## EXERCISE DESCRIPTION
An exact, complete copy of the entries is needed, with the pictures left out.
**** INPUT ****
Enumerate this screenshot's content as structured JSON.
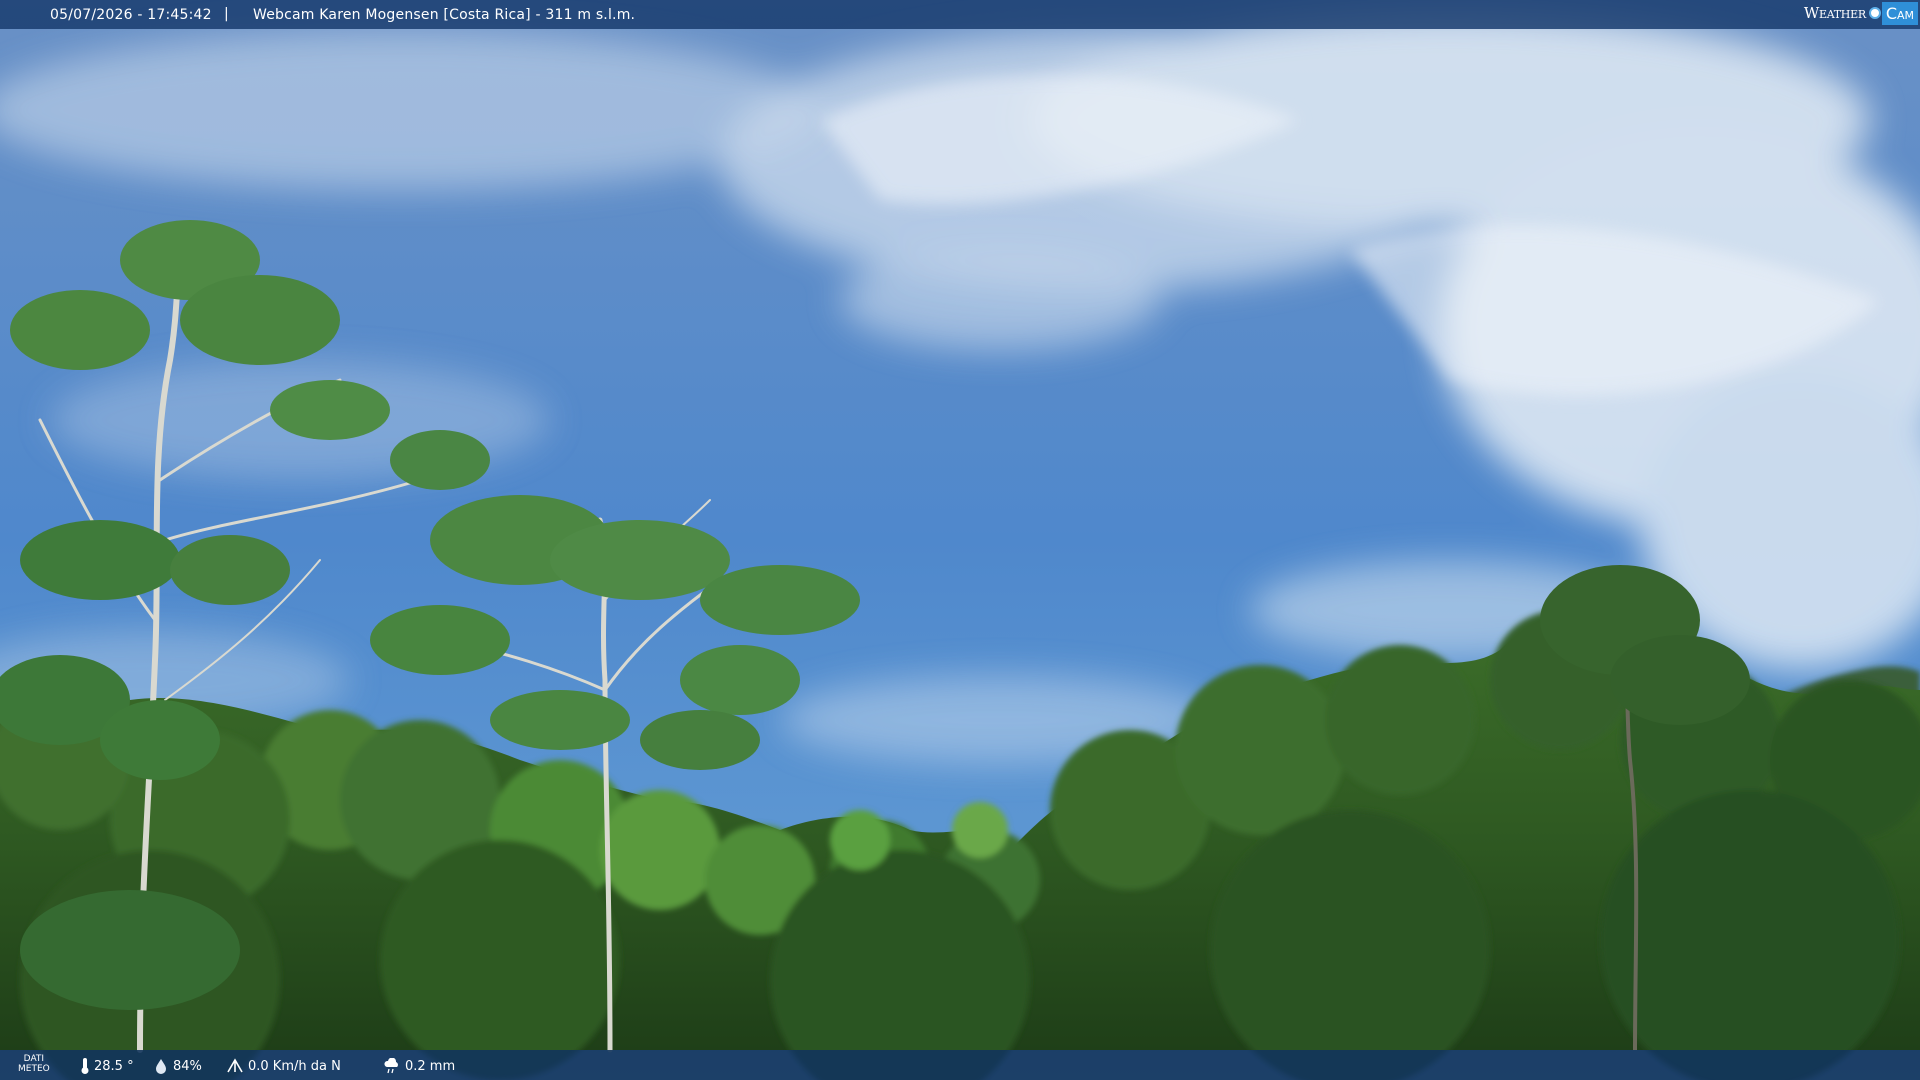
{
  "overlay": {
    "datetime": "05/07/2026 - 17:45:42",
    "separator": "|",
    "title": "Webcam Karen Mogensen [Costa Rica] - 311 m s.l.m.",
    "logo_weather": "Weather",
    "logo_cam": "Cam"
  },
  "meteo": {
    "label_line1": "DATI",
    "label_line2": "METEO",
    "temperature": "28.5 °",
    "humidity": "84%",
    "wind": "0.0 Km/h da N",
    "rain": "0.2 mm"
  },
  "icons": [
    "thermometer-icon",
    "humidity-drop-icon",
    "wind-icon",
    "rain-cloud-icon"
  ],
  "colors": {
    "sky_top": "#5b86bf",
    "sky_bottom": "#4d8fd4",
    "bar": "#1e4475",
    "accent": "#2f8fd8"
  }
}
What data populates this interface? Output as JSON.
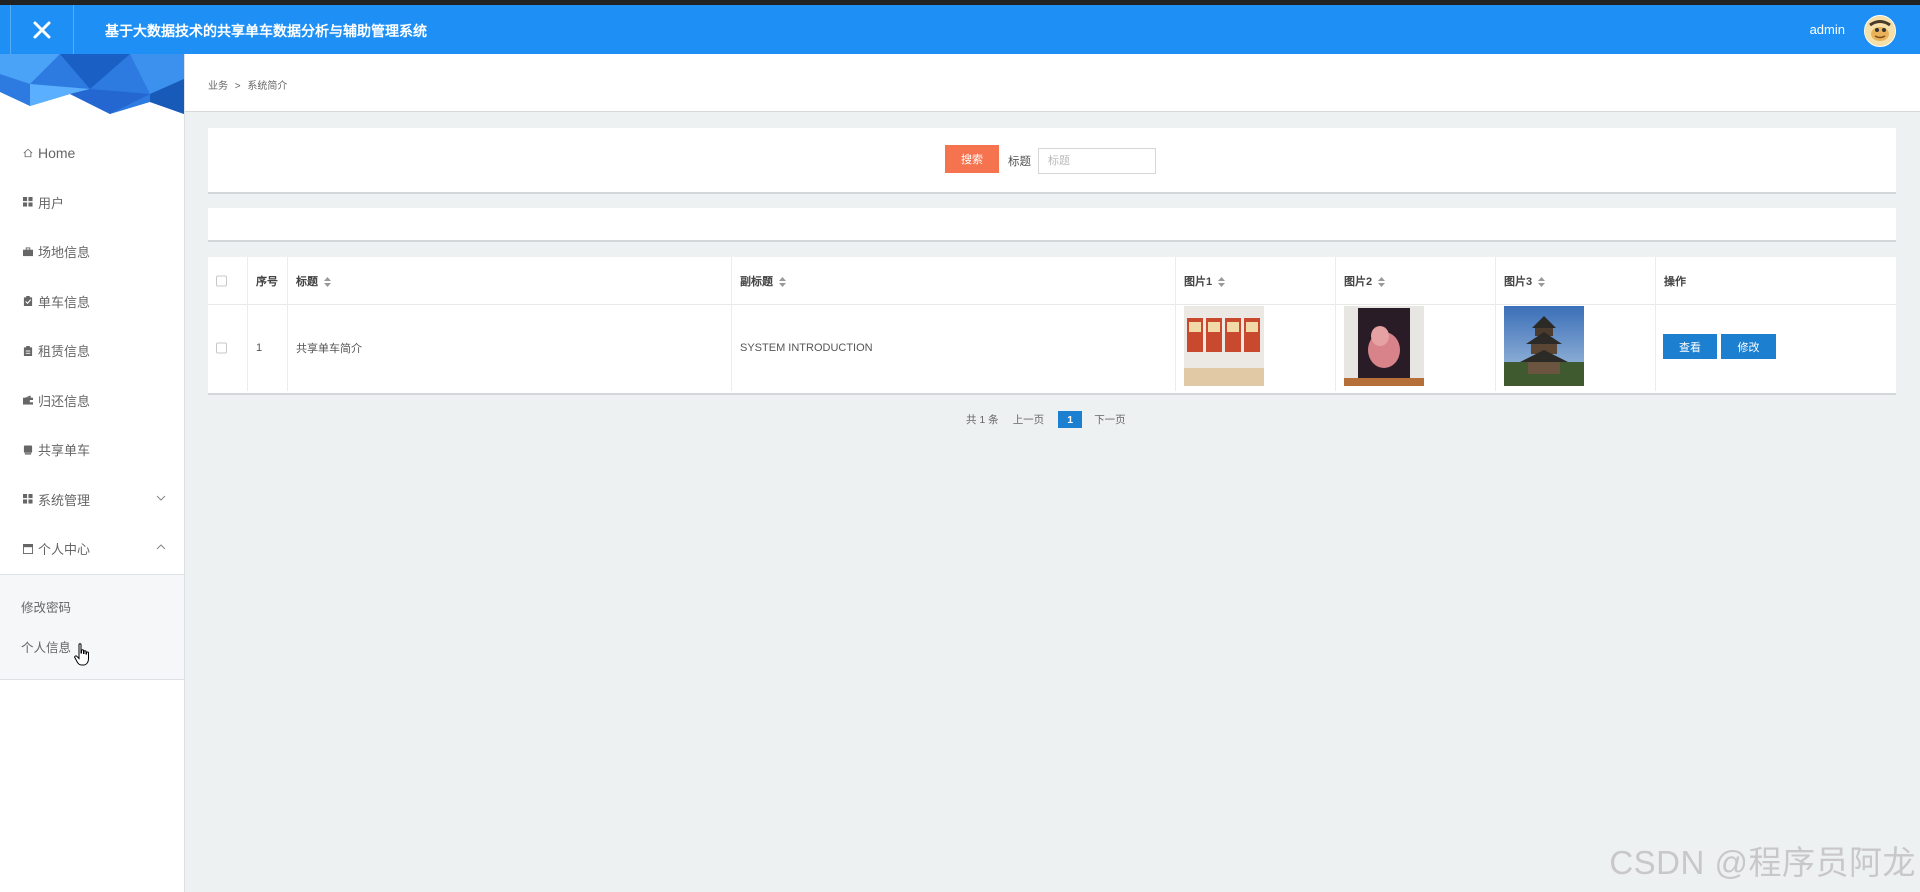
{
  "header": {
    "title": "基于大数据技术的共享单车数据分析与辅助管理系统",
    "user_name": "admin",
    "brand_color": "#1e90f5"
  },
  "sidebar": {
    "items": [
      {
        "label": "Home",
        "icon": "home-icon"
      },
      {
        "label": "用户",
        "icon": "grid-icon"
      },
      {
        "label": "场地信息",
        "icon": "briefcase-icon"
      },
      {
        "label": "单车信息",
        "icon": "clipboard-icon"
      },
      {
        "label": "租赁信息",
        "icon": "clipboard-icon"
      },
      {
        "label": "归还信息",
        "icon": "wallet-icon"
      },
      {
        "label": "共享单车",
        "icon": "tablet-icon"
      },
      {
        "label": "系统管理",
        "icon": "grid-icon",
        "expanded": false
      },
      {
        "label": "个人中心",
        "icon": "window-icon",
        "expanded": true
      }
    ],
    "submenu": [
      {
        "label": "修改密码"
      },
      {
        "label": "个人信息"
      }
    ]
  },
  "breadcrumb": {
    "parent": "业务",
    "separator": ">",
    "current": "系统简介"
  },
  "search": {
    "button_label": "搜索",
    "field_label": "标题",
    "placeholder": "标题",
    "button_color": "#f5734f"
  },
  "table": {
    "headers": {
      "index": "序号",
      "title": "标题",
      "subtitle": "副标题",
      "image1": "图片1",
      "image2": "图片2",
      "image3": "图片3",
      "actions": "操作"
    },
    "rows": [
      {
        "index": "1",
        "title": "共享单车简介",
        "subtitle": "SYSTEM INTRODUCTION",
        "view_label": "查看",
        "edit_label": "修改"
      }
    ]
  },
  "pagination": {
    "total": "共 1 条",
    "prev": "上一页",
    "current": "1",
    "next": "下一页",
    "accent": "#1c7fcf"
  },
  "watermark": "CSDN @程序员阿龙"
}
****
## OUTPUT OF THE EXERCISE
Enumerate this screenshot's content as structured JSON.
{
  "overlay": {
    "datetime": "05/07/2026 - 17:45:42",
    "separator": "|",
    "title": "Webcam Karen Mogensen [Costa Rica] - 311 m s.l.m.",
    "logo_weather": "Weather",
    "logo_cam": "Cam"
  },
  "meteo": {
    "label_line1": "DATI",
    "label_line2": "METEO",
    "temperature": "28.5 °",
    "humidity": "84%",
    "wind": "0.0 Km/h da N",
    "rain": "0.2 mm"
  },
  "icons": [
    "thermometer-icon",
    "humidity-drop-icon",
    "wind-icon",
    "rain-cloud-icon"
  ],
  "colors": {
    "sky_top": "#5b86bf",
    "sky_bottom": "#4d8fd4",
    "bar": "#1e4475",
    "accent": "#2f8fd8"
  }
}
What data populates this interface? Output as JSON.
{
  "header": {
    "title": "基于大数据技术的共享单车数据分析与辅助管理系统",
    "user_name": "admin",
    "brand_color": "#1e90f5"
  },
  "sidebar": {
    "items": [
      {
        "label": "Home",
        "icon": "home-icon"
      },
      {
        "label": "用户",
        "icon": "grid-icon"
      },
      {
        "label": "场地信息",
        "icon": "briefcase-icon"
      },
      {
        "label": "单车信息",
        "icon": "clipboard-icon"
      },
      {
        "label": "租赁信息",
        "icon": "clipboard-icon"
      },
      {
        "label": "归还信息",
        "icon": "wallet-icon"
      },
      {
        "label": "共享单车",
        "icon": "tablet-icon"
      },
      {
        "label": "系统管理",
        "icon": "grid-icon",
        "expanded": false
      },
      {
        "label": "个人中心",
        "icon": "window-icon",
        "expanded": true
      }
    ],
    "submenu": [
      {
        "label": "修改密码"
      },
      {
        "label": "个人信息"
      }
    ]
  },
  "breadcrumb": {
    "parent": "业务",
    "separator": ">",
    "current": "系统简介"
  },
  "search": {
    "button_label": "搜索",
    "field_label": "标题",
    "placeholder": "标题",
    "button_color": "#f5734f"
  },
  "table": {
    "headers": {
      "index": "序号",
      "title": "标题",
      "subtitle": "副标题",
      "image1": "图片1",
      "image2": "图片2",
      "image3": "图片3",
      "actions": "操作"
    },
    "rows": [
      {
        "index": "1",
        "title": "共享单车简介",
        "subtitle": "SYSTEM INTRODUCTION",
        "view_label": "查看",
        "edit_label": "修改"
      }
    ]
  },
  "pagination": {
    "total": "共 1 条",
    "prev": "上一页",
    "current": "1",
    "next": "下一页",
    "accent": "#1c7fcf"
  },
  "watermark": "CSDN @程序员阿龙"
}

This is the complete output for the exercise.